Human casualties were also recorded. At least seven people have died in the Carr Fire, including two firefighters and a woman and her two great-grandchildren. The latest victim is a Pacific Gas & Electric Co. employee who was killed on Saturday.
The Mendocino Complex Fire has surpassed the previous record of the infamous Thomas Fire that burned nearly 282,000 acres of land in Ventura and Santa Barbara counties late last year.
There were several culprits in the causes of the Mendocino Complex Fire. The California Department of Forestry and Fire Protection, or Cal Fire, blamed it on winds blowing across the dry vegetation and triple digit temperatures.
“There’s some challenges that firefighters are facing near the fire and in the area of the fire. We have strong, erratic winds, and what that’s doing is blowing embers, and it’s spreading the fire,” Capt. Thanh Nguyen, an acting Cal Fire spokesman, said Monday. “You got steep terrain that makes it difficult for firefighters.”
President Donald Trump has a different side of the story. Trump posted in his Twitter account blaming it on “bad environmental laws which aren’t allowing a massive amount of readily available water to be properly utilized.”

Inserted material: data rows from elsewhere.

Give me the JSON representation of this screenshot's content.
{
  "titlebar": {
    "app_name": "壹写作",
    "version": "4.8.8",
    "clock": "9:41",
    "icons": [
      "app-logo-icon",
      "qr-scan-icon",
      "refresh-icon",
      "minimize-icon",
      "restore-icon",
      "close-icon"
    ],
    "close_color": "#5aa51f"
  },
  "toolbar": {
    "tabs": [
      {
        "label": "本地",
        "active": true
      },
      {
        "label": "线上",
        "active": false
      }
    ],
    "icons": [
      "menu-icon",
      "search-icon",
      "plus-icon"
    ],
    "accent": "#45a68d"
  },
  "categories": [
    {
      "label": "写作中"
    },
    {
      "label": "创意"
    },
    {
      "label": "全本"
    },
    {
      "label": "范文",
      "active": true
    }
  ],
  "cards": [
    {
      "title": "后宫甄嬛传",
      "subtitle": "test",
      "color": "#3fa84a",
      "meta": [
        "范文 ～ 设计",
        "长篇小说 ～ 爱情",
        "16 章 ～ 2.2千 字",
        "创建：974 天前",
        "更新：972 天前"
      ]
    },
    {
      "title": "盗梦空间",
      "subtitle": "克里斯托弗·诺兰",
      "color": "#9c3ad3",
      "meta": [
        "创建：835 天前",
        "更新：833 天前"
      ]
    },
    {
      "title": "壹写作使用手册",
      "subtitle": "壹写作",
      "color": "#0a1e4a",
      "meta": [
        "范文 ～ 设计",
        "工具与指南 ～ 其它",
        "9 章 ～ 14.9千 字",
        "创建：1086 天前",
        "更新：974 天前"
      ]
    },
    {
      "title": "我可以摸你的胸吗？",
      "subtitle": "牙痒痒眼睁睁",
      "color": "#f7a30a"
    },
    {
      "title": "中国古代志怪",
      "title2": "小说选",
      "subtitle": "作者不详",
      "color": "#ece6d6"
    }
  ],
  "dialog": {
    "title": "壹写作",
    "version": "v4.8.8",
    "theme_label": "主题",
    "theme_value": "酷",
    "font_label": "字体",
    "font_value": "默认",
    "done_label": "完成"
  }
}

“It is being diverted into the Pacific Ocean,” the president tweeted. “Must also tree clear to stop fire spreading!”
However, Cal Fire spokesman Mike Mohler countered back by saying that California has plenty of water to contain wildfires.
“Let’s be clear: It’s our changing climate that is leading to more severe and destructive fires,” he said.
This comment from the Cal Fire Department was backed by one a female ecologist the University of Wisconsin at Madison.
“Extreme droughts and high winds are increasing as climate is warming,” said Monica Turner, an ecologist at the University of Wisconsin at Madison who has spent three decades researching fires at Yellowstone National Park. “That’s the ultimate driver behind what’s happening in California.”
Record of Wildfires
Wildfires are not new in California. The state experienced some of its most destructive fires ever over the past year. In October 2017, deadly wildfires ravaged the northern part of California, killing at least twenty-six people and causing mass evacuations. At least seventeen wildfires swept through the northern part of the state. The state’s famous wine country – Napa, Sonoma and Mendocino counties were severely burned. The disaster left a trail of destruction, and at least 1,500 properties were damaged.